3.7 / 5 (3) May 30, 2013
Arthur Weasley observed that Muggle technology was getting so amazing that some of it resembled magic.
Dhanne
5 / 5 (2) May 31, 2013
Just to point out, the mention of Harry Potter is a writing technique called attention grabber. Its whole purpose is, of course, to grab attention, to get you hooked on reading this article. So don't rate the article down just because of it.
Jotaf
not rated yet May 31, 2013
The paper is solid, but there are other very interesting multi-object tracking papers at the CVPR this year. The fact that one is getting all the attention just because of an unconventional title is probably going to irk some people, and it's a reflection of a (IMO) bad precedent created over the past few years in Computer Vision conferences. I mean, just calling it the "Marauder's map" would probably give it a good measure of subtle humor, but splashing Harry Potter all over the title and introduction (!) may be a bit too much :)

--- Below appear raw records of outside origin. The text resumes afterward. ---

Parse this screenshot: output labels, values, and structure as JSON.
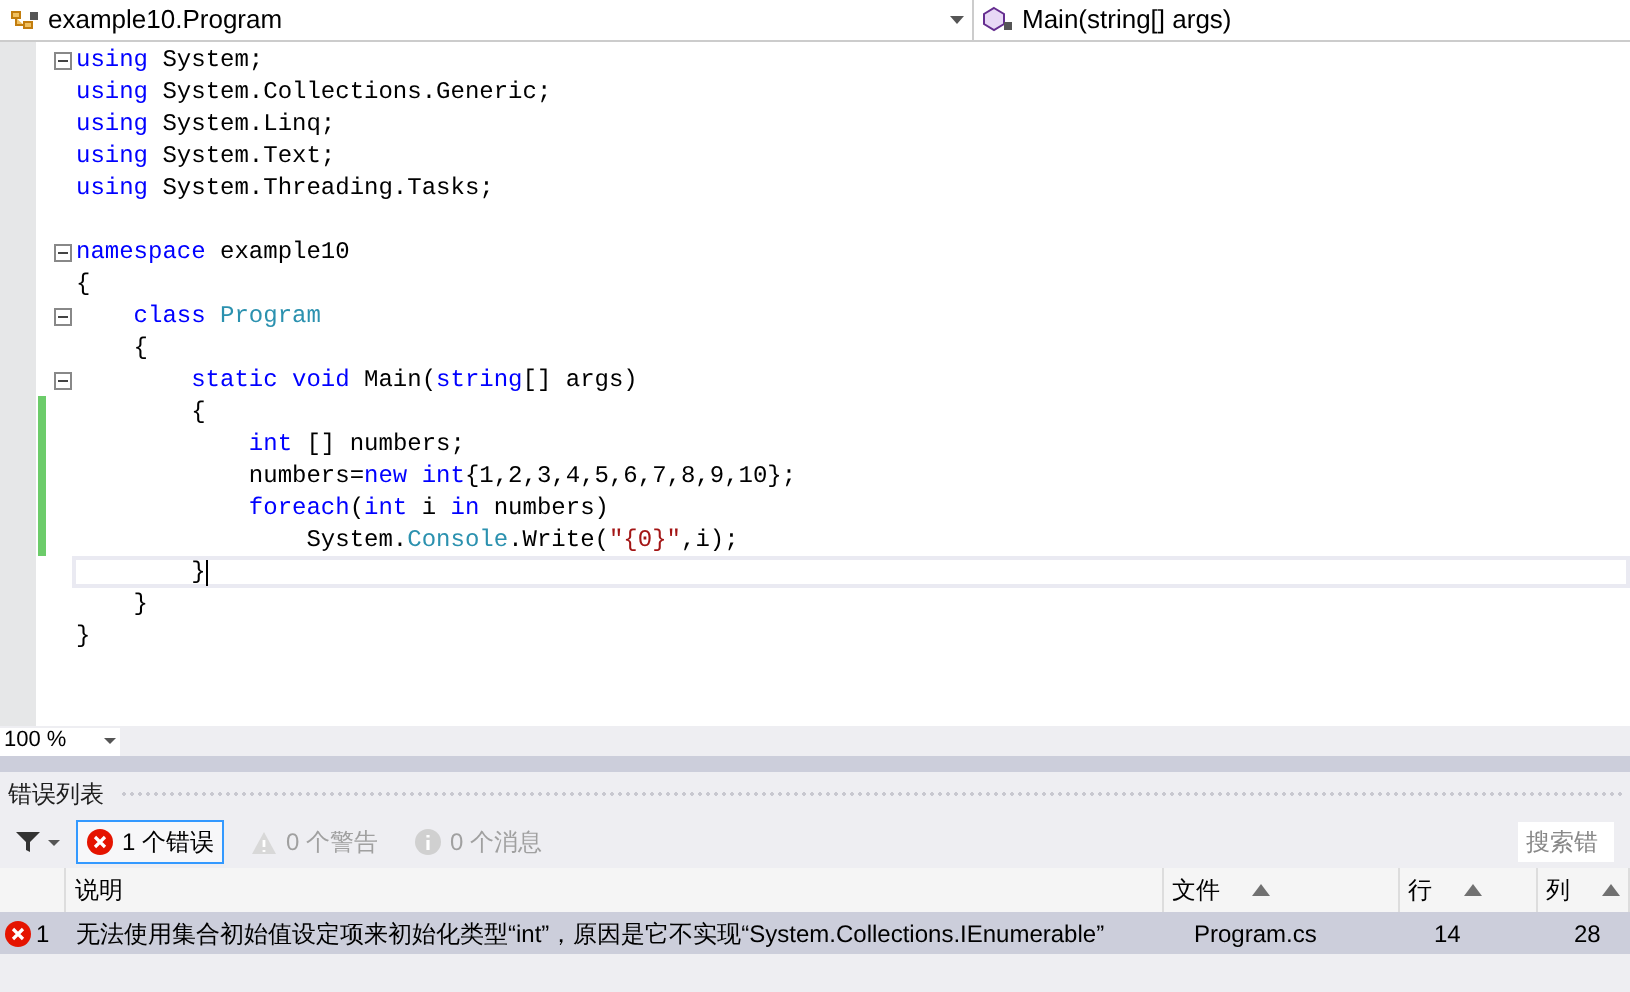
{
  "navbar": {
    "type_selector": "example10.Program",
    "member_selector": "Main(string[] args)"
  },
  "editor": {
    "lines": [
      {
        "fold": true,
        "changed": false,
        "current": false,
        "tokens": [
          {
            "kind": "kw",
            "text": "using"
          },
          {
            "kind": "plain",
            "text": " System;"
          }
        ]
      },
      {
        "fold": false,
        "changed": false,
        "current": false,
        "tokens": [
          {
            "kind": "kw",
            "text": "using"
          },
          {
            "kind": "plain",
            "text": " System.Collections.Generic;"
          }
        ]
      },
      {
        "fold": false,
        "changed": false,
        "current": false,
        "tokens": [
          {
            "kind": "kw",
            "text": "using"
          },
          {
            "kind": "plain",
            "text": " System.Linq;"
          }
        ]
      },
      {
        "fold": false,
        "changed": false,
        "current": false,
        "tokens": [
          {
            "kind": "kw",
            "text": "using"
          },
          {
            "kind": "plain",
            "text": " System.Text;"
          }
        ]
      },
      {
        "fold": false,
        "changed": false,
        "current": false,
        "tokens": [
          {
            "kind": "kw",
            "text": "using"
          },
          {
            "kind": "plain",
            "text": " System.Threading.Tasks;"
          }
        ]
      },
      {
        "fold": false,
        "changed": false,
        "current": false
      },
      {
        "fold": true,
        "changed": false,
        "current": false,
        "tokens": [
          {
            "kind": "kw",
            "text": "namespace"
          },
          {
            "kind": "plain",
            "text": " example10"
          }
        ]
      },
      {
        "fold": false,
        "changed": false,
        "current": false,
        "tokens": [
          {
            "kind": "plain",
            "text": "{"
          }
        ]
      },
      {
        "fold": true,
        "changed": false,
        "current": false,
        "tokens": [
          {
            "kind": "kw",
            "text": "    class"
          },
          {
            "kind": "type",
            "text": " Program"
          }
        ]
      },
      {
        "fold": false,
        "changed": false,
        "current": false,
        "tokens": [
          {
            "kind": "plain",
            "text": "    {"
          }
        ]
      },
      {
        "fold": true,
        "changed": false,
        "current": false,
        "tokens": [
          {
            "kind": "kw",
            "text": "        static void"
          },
          {
            "kind": "plain",
            "text": " Main("
          },
          {
            "kind": "kw",
            "text": "string"
          },
          {
            "kind": "plain",
            "text": "[] args)"
          }
        ]
      },
      {
        "fold": false,
        "changed": true,
        "current": false,
        "tokens": [
          {
            "kind": "plain",
            "text": "        {"
          }
        ]
      },
      {
        "fold": false,
        "changed": true,
        "current": false,
        "tokens": [
          {
            "kind": "kw",
            "text": "            int"
          },
          {
            "kind": "plain",
            "text": " [] numbers;"
          }
        ]
      },
      {
        "fold": false,
        "changed": true,
        "current": false,
        "tokens": [
          {
            "kind": "plain",
            "text": "            numbers="
          },
          {
            "kind": "kw",
            "text": "new int"
          },
          {
            "kind": "plain",
            "text": "{1,2,3,4,5,6,7,8,9,10};"
          }
        ]
      },
      {
        "fold": false,
        "changed": true,
        "current": false,
        "tokens": [
          {
            "kind": "kw",
            "text": "            foreach"
          },
          {
            "kind": "plain",
            "text": "("
          },
          {
            "kind": "kw",
            "text": "int"
          },
          {
            "kind": "plain",
            "text": " i "
          },
          {
            "kind": "kw",
            "text": "in"
          },
          {
            "kind": "plain",
            "text": " numbers)"
          }
        ]
      },
      {
        "fold": false,
        "changed": true,
        "current": false,
        "tokens": [
          {
            "kind": "plain",
            "text": "                System."
          },
          {
            "kind": "type",
            "text": "Console"
          },
          {
            "kind": "plain",
            "text": ".Write("
          },
          {
            "kind": "str",
            "text": "\"{0}\""
          },
          {
            "kind": "plain",
            "text": ",i);"
          }
        ]
      },
      {
        "fold": false,
        "changed": false,
        "current": true,
        "tokens": [
          {
            "kind": "plain",
            "text": "        }"
          }
        ]
      },
      {
        "fold": false,
        "changed": false,
        "current": false,
        "tokens": [
          {
            "kind": "plain",
            "text": "    }"
          }
        ]
      },
      {
        "fold": false,
        "changed": false,
        "current": false,
        "tokens": [
          {
            "kind": "plain",
            "text": "}"
          }
        ]
      }
    ],
    "zoom": "100 %"
  },
  "error_list": {
    "title": "错误列表",
    "filters": [
      {
        "kind": "error",
        "label": "1 个错误",
        "selected": true
      },
      {
        "kind": "warning",
        "label": "0 个警告",
        "selected": false
      },
      {
        "kind": "message",
        "label": "0 个消息",
        "selected": false
      }
    ],
    "search": {
      "placeholder": "搜索错"
    },
    "columns": [
      {
        "label": "说明",
        "sorted": false
      },
      {
        "label": "文件",
        "sorted": true
      },
      {
        "label": "行",
        "sorted": true
      },
      {
        "label": "列",
        "sorted": true
      }
    ],
    "rows": [
      {
        "index": "1",
        "description": "无法使用集合初始值设定项来初始化类型“int”，原因是它不实现“System.Collections.IEnumerable”",
        "file": "Program.cs",
        "line": "14",
        "column": "28",
        "selected": true
      }
    ]
  }
}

Also the non-negative factorization approach is pretty cool but I fear everyone will just discuss the title and not the actual technical content. (As I am no doubt doing right now...)